adams.co.tt

Don't use Java primitives

3rd July 2009

Java syntax evolved from C’s and as a result has the primitives:

byte short int long float double boolean char

These primitives can be considered to be the building blocks for all other value objects within Java and allow users to hold data as fields and variables. However, I would argue that they are not useful and a good rule of thumb is to not use them at all. Instead Java provides the classes:

Byte Short Integer Long Float Double Boolean Character

These are classes for fully fledged, immutable, value objects which can be used in much the same way as the basic primitives, but offer the following advantages:

1. They can be used in generics. This is possible:

new ArrayList<Integer>();

But this is not:

new ArrayList<int>();

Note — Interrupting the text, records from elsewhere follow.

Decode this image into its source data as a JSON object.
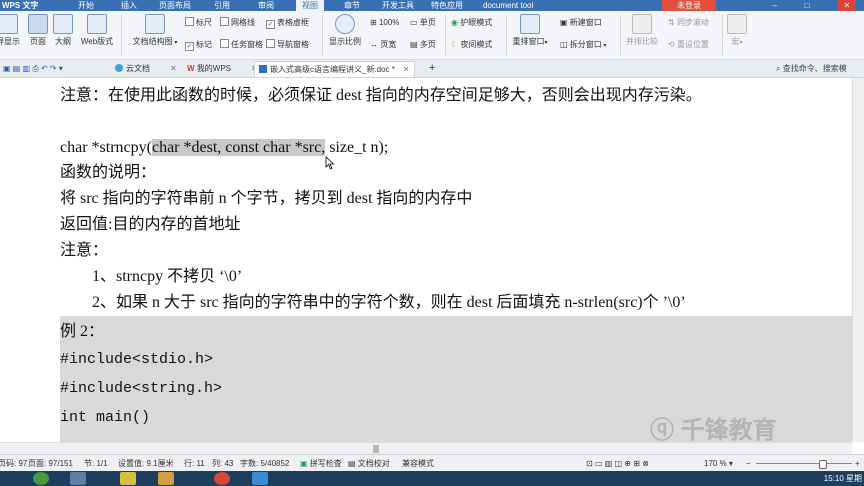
{
  "menubar": {
    "app": "WPS 文字",
    "items": [
      "开始",
      "插入",
      "页面布局",
      "引用",
      "审阅",
      "视图",
      "章节",
      "开发工具",
      "特色应用"
    ],
    "active": "视图",
    "doc_tool": "document tool",
    "login": "未登录"
  },
  "ribbon": {
    "big": [
      "屏显示",
      "页面",
      "大纲",
      "Web版式",
      "文档结构图",
      "显示比例"
    ],
    "checks": {
      "ruler": "标尺",
      "gridlines": "网格线",
      "table_grid": "表格虚框",
      "marks": "标记",
      "task_pane": "任务窗格",
      "nav_pane": "导航窗格"
    },
    "zoom_100": "100%",
    "single_page": "单页",
    "page_width": "页宽",
    "multi_page": "多页",
    "eye_mode": "护眼模式",
    "night_mode": "夜间模式",
    "rearrange": "重排窗口",
    "new_window": "新建窗口",
    "split_window": "拆分窗口",
    "side_by_side": "并排比较",
    "sync_scroll": "同步滚动",
    "reset_position": "重设位置",
    "macro": "宏"
  },
  "tabs": {
    "cloud": "云文档",
    "mywps": "我的WPS",
    "doc": "嵌入式高级c语言编程讲义_新.doc *",
    "search_placeholder": "查找命令、搜索模"
  },
  "document": {
    "note_top": "注意：在使用此函数的时候，必须保证 dest 指向的内存空间足够大，否则会出现内存污染。",
    "sig_pre": "char *strncpy(",
    "sig_hl": "char *dest, const char *src,",
    "sig_post": " size_t n);",
    "desc_title": "函数的说明：",
    "desc_line": "将 src 指向的字符串前 n 个字节，拷贝到 dest 指向的内存中",
    "ret_line": "返回值:目的内存的首地址",
    "note_title": "注意：",
    "note1": "1、strncpy 不拷贝 ‘\\0’",
    "note2": "2、如果 n 大于 src 指向的字符串中的字符个数，则在 dest 后面填充 n-strlen(src)个 ’\\0’",
    "example": "例 2：",
    "code1": "#include<stdio.h>",
    "code2": "#include<string.h>",
    "code3": "int main()"
  },
  "status": {
    "page_num": "页码: 97",
    "pages": "页面: 97/151",
    "section": "节: 1/1",
    "setting": "设置值: 9.1厘米",
    "row": "行: 11",
    "col": "列: 43",
    "words": "字数: 5/40852",
    "spell": "拼写检查",
    "proof": "文档校对",
    "compat": "兼容模式",
    "zoom": "170 %",
    "zoom_level": 0.7
  },
  "watermark": "千锋教育",
  "clock": "15:10 星期"
}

2. They can still be passed into library functions that demand primitives. Auto boxing means that a method signature with int can still be called with an Integer objects transparently. Likewise, a function returning an int can be assigned to an Integer.

3. They offer all the expected methods for use in debugging and collection handling, such as toString, equals and hashcode.

4. They can be null. While there is a lot of discussion as to whether applications should be passing null around, it is still sensible to ask the question what should be returned from a method such as getIdIfPresent if there is no ID. With primitives, you’d be forced to return a value that represented a nonexistent result, such as -1. WIth real objects, you have the option of returning null.

5. Primitives in java are passed by value, whereas objects in java are passed by reference. This may not have a huge impact on how you would handle Integer vs int, however. This is because the objects that represent the primitive types are immutable, and therefore you cannot change the value of any of the parameters passed. Despite this, I would recommend using objects over primitives, simply because it means you don’t have two kinds of behaviour represented in your code.

tags: java, post
blog comments powered by Disqus